Iran continues to restrict access to US-based social media networks such as Facebook, YouTube and Twitter as well as many other websites considered immoral or against its national security. Late last month, even Telegram, a Russian messaging app with up to 20 million users in Iran — comprising 38% of its global traffic — came under threat of being blocked, too.
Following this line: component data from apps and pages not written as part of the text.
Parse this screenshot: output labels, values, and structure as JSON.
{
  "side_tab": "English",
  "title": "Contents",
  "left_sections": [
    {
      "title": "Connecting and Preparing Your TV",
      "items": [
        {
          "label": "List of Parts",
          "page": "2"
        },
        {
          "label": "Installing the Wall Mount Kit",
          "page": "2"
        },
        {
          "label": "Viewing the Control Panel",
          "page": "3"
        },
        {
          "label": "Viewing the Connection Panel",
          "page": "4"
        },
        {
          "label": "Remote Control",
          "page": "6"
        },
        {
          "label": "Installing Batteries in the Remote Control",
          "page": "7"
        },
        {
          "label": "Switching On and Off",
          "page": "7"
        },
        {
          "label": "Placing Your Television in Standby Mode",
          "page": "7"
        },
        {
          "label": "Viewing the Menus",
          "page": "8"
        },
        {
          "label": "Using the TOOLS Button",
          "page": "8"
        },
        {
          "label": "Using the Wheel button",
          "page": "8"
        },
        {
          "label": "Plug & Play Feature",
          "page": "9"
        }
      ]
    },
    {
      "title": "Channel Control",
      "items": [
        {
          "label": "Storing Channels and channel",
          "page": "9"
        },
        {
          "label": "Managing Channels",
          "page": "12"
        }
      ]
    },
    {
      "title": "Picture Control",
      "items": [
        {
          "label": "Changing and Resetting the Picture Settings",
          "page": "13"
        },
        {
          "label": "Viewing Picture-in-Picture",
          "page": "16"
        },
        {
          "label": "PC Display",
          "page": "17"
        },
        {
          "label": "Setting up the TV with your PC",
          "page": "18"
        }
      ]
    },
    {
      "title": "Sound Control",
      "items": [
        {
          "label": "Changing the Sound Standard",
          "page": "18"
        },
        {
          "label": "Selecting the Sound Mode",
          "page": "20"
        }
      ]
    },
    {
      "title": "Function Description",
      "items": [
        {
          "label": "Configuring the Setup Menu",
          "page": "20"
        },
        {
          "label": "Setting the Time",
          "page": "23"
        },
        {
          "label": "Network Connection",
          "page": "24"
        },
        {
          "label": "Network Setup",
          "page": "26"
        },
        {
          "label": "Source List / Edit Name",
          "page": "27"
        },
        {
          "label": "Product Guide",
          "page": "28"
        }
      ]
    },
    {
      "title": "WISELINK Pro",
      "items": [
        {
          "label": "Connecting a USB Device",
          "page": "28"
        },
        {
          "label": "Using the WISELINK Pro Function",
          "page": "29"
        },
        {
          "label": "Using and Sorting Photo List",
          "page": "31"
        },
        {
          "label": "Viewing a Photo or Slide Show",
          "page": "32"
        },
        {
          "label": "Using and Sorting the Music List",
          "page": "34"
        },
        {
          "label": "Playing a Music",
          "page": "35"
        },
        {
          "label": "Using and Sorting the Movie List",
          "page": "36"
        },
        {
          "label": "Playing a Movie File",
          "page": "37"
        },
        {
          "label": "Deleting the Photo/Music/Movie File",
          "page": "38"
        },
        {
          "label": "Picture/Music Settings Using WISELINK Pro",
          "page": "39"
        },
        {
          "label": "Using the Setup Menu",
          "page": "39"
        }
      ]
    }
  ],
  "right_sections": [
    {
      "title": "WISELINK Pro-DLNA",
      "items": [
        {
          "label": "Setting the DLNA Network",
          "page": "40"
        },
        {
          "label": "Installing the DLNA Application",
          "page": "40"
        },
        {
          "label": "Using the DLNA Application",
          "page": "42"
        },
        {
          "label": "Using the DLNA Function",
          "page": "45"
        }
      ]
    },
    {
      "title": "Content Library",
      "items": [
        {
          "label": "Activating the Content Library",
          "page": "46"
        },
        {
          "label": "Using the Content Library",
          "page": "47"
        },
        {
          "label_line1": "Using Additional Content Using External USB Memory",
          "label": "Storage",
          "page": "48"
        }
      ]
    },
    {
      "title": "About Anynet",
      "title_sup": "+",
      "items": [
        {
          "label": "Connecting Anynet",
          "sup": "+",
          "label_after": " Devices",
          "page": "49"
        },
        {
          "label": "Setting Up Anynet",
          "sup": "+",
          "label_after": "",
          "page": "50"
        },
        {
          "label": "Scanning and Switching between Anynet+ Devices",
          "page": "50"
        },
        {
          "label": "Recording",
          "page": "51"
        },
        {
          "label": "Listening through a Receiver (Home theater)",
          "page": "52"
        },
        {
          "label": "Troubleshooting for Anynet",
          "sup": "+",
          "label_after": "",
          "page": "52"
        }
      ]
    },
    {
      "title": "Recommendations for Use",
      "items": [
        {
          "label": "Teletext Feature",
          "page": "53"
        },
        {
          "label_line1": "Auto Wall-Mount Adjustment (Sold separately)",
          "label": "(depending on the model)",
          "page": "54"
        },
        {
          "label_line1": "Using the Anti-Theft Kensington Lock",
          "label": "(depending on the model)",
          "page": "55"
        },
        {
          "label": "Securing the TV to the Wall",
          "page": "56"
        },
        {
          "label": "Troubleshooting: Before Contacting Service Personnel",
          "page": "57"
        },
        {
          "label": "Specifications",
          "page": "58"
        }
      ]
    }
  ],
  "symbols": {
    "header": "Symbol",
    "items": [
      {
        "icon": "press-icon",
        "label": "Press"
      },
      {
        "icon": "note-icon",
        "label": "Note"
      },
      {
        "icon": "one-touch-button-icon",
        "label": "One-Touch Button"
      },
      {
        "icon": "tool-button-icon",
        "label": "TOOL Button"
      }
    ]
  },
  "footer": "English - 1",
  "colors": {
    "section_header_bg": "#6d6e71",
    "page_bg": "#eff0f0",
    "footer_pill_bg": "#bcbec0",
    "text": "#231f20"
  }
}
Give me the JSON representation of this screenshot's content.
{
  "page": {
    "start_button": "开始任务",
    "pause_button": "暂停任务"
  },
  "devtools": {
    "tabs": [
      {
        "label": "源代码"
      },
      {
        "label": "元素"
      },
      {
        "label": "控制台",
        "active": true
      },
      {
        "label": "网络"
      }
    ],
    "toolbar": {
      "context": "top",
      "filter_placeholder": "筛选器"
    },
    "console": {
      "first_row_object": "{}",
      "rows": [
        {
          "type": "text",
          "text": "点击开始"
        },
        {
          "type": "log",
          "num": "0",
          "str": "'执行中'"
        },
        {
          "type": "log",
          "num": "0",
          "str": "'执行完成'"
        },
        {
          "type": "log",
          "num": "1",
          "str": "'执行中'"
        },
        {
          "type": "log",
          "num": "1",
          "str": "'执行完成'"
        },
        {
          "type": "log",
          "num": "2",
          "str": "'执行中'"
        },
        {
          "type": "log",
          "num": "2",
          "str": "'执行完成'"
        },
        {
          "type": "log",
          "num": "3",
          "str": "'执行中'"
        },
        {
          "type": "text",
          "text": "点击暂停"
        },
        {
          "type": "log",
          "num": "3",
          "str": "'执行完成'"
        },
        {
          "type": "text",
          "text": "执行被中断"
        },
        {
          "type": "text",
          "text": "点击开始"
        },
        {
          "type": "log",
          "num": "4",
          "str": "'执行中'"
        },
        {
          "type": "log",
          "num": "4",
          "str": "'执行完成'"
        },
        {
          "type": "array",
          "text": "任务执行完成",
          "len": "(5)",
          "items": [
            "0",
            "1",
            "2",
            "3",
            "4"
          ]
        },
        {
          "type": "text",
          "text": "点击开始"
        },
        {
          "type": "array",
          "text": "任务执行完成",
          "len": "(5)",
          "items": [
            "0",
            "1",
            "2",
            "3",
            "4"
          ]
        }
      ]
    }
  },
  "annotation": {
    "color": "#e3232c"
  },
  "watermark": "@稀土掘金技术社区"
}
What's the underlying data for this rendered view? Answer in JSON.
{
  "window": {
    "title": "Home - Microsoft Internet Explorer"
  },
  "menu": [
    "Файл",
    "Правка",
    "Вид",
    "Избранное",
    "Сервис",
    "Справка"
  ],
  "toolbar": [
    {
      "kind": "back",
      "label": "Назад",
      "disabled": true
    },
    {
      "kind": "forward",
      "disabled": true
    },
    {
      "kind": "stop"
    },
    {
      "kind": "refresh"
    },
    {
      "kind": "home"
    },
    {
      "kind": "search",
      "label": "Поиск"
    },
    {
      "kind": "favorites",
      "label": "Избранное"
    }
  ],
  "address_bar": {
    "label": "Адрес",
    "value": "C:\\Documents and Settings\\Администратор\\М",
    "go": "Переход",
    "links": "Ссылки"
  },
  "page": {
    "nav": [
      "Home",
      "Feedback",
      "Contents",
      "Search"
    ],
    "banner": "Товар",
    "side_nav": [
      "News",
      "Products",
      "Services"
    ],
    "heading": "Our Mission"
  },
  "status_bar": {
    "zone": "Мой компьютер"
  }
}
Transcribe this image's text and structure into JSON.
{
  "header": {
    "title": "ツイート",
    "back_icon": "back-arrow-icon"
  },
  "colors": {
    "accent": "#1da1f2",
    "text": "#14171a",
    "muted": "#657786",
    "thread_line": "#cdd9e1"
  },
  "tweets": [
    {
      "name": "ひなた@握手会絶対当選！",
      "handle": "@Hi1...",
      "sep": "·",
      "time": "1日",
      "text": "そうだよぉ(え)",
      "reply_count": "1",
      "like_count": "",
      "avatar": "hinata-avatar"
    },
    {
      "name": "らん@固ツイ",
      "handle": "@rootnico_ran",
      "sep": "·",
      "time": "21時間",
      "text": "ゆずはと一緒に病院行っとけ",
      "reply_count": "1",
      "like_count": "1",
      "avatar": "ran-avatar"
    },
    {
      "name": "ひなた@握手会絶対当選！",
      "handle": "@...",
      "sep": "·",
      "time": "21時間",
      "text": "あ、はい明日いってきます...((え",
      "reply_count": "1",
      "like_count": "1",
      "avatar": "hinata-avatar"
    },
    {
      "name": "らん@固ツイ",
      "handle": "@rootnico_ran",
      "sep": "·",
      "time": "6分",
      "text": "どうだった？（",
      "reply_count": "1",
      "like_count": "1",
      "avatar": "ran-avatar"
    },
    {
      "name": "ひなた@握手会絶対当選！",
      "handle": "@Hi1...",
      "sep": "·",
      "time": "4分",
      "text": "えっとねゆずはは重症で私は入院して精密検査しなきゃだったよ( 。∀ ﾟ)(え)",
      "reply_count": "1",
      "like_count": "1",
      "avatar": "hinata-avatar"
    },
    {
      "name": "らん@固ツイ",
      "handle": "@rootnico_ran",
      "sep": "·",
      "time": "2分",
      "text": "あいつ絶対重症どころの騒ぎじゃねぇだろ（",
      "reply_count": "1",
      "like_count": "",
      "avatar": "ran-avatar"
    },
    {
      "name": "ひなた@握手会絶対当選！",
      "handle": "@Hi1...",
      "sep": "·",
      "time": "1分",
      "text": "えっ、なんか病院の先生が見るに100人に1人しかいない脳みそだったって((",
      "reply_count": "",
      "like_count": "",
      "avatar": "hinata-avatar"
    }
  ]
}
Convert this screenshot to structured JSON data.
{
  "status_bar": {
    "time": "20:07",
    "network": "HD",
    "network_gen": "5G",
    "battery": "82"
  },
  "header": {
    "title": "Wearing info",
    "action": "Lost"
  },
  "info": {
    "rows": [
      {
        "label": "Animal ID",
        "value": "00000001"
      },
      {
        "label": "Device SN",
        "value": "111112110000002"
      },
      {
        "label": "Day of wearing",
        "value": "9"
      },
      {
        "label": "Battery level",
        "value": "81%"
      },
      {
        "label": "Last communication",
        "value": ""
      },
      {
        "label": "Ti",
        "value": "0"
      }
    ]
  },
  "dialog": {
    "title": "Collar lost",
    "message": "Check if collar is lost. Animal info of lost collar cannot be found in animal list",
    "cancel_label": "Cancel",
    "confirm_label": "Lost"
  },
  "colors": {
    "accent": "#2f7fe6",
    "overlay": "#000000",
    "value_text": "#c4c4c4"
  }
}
Fear of political unrest has long been stated as the main reason for the government’s Internet censorship policy. Yet, while political concerns remain significant, they no longer constitute the main motivation for restricting access to some websites. Tech-savvy young Iranians bypass censorship on a daily basis using a variety of anti-filtering technologies. Indeed, the key motivation for the Iranian authorities’ restrictive Internet policy is economic in nature. These days, social media sites and the Internet in general are increasingly being looked at through an economic lens in Iran. This shift is the result of two main developments: first; the government’s relative success with containing security risks presented by the web, and second, an increasing realization of the business potential of the Internet — including social media.